As a teacher of both biology and communications, Thomas said researchers must explain the scientific consensus on climate change as they would to their friends: in a way that is respectful and which addresses critics' concerns, gaps in information and evolving understanding of the issue. As a Jesuit institution, the school is compelled to be stewards of the environment and champion sustainable practices, Thomas said.

While the professor teaches respect and understanding for individuals unconvinced of climate change, he was sharply critical of a federal government run by denialists.

"We need to chain our arms together and stand up to the government ... and let Washington know that this is totally unacceptable," he said.

The outgoing Mitch Landrieu administration in New Orleans declined to comment for this story. East Baton Rouge Mayor-President Sharon Weston Broome released a brief, non-specific statement.

"As Mayor-President, I am certainly committed to an environmentally sound community. This is a goal of businesses and the citizenry of Baton Rouge. I join other local leaders who support a clean energy future for our community," she wrote.

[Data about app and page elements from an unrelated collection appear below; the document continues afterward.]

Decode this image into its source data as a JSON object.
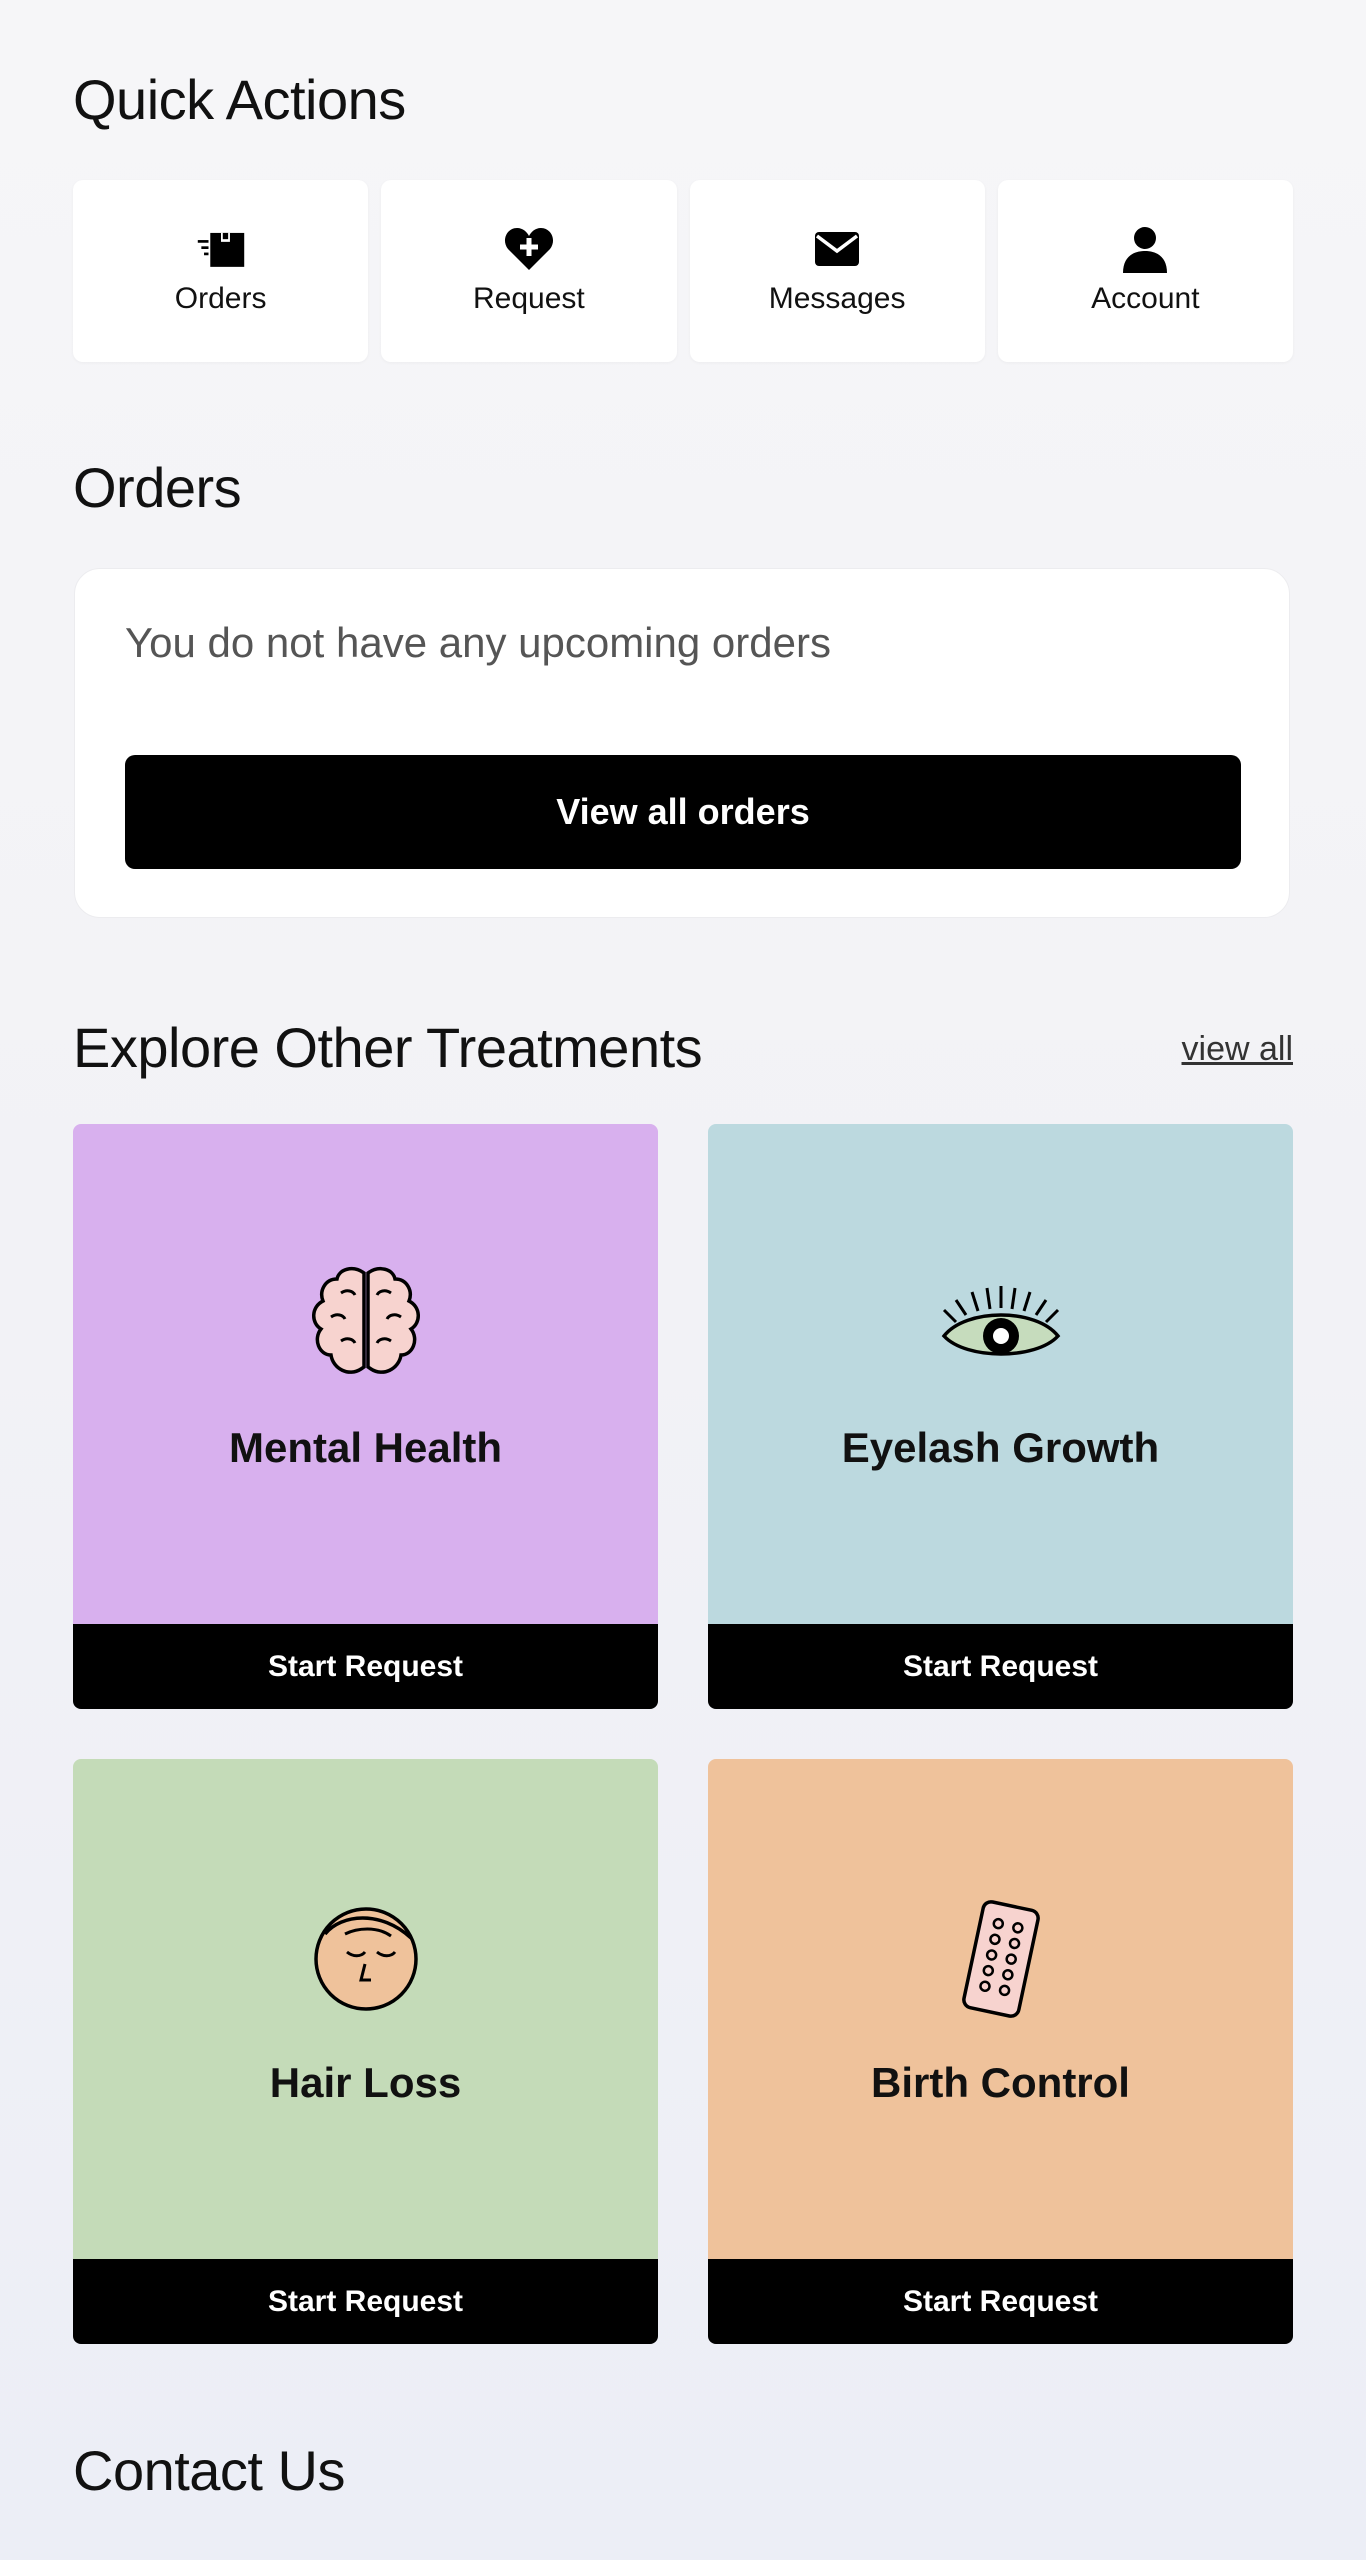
{
  "quick_actions": {
    "title": "Quick Actions",
    "items": [
      {
        "label": "Orders",
        "icon": "orders-box-icon"
      },
      {
        "label": "Request",
        "icon": "heart-plus-icon"
      },
      {
        "label": "Messages",
        "icon": "envelope-icon"
      },
      {
        "label": "Account",
        "icon": "user-icon"
      }
    ]
  },
  "orders": {
    "title": "Orders",
    "empty_message": "You do not have any upcoming orders",
    "button_label": "View all orders"
  },
  "treatments": {
    "title": "Explore Other Treatments",
    "view_all_label": "view all",
    "items": [
      {
        "name": "Mental Health",
        "button": "Start Request",
        "color": "#d8b0ee",
        "icon": "brain-icon"
      },
      {
        "name": "Eyelash Growth",
        "button": "Start Request",
        "color": "#bcd9df",
        "icon": "eye-icon"
      },
      {
        "name": "Hair Loss",
        "button": "Start Request",
        "color": "#c4dbb8",
        "icon": "face-icon"
      },
      {
        "name": "Birth Control",
        "button": "Start Request",
        "color": "#efc29b",
        "icon": "pill-pack-icon"
      }
    ]
  },
  "contact": {
    "title": "Contact Us"
  }
}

Cherelle Blazer, of the Sierra Club, said Louisiana is brimming with opportunities for sustainable practices like solar-powered electricity. She hopes local governments and electric co-ops use their numbers to affect change, since the state is already ground zero for land loss caused by the rising seas associated with climate change.

"If there's anywhere people should be signing on to We Are Still In, it should be Louisiana," she said.

Follow Steve Hardy on Twitter, @SteveRHardy.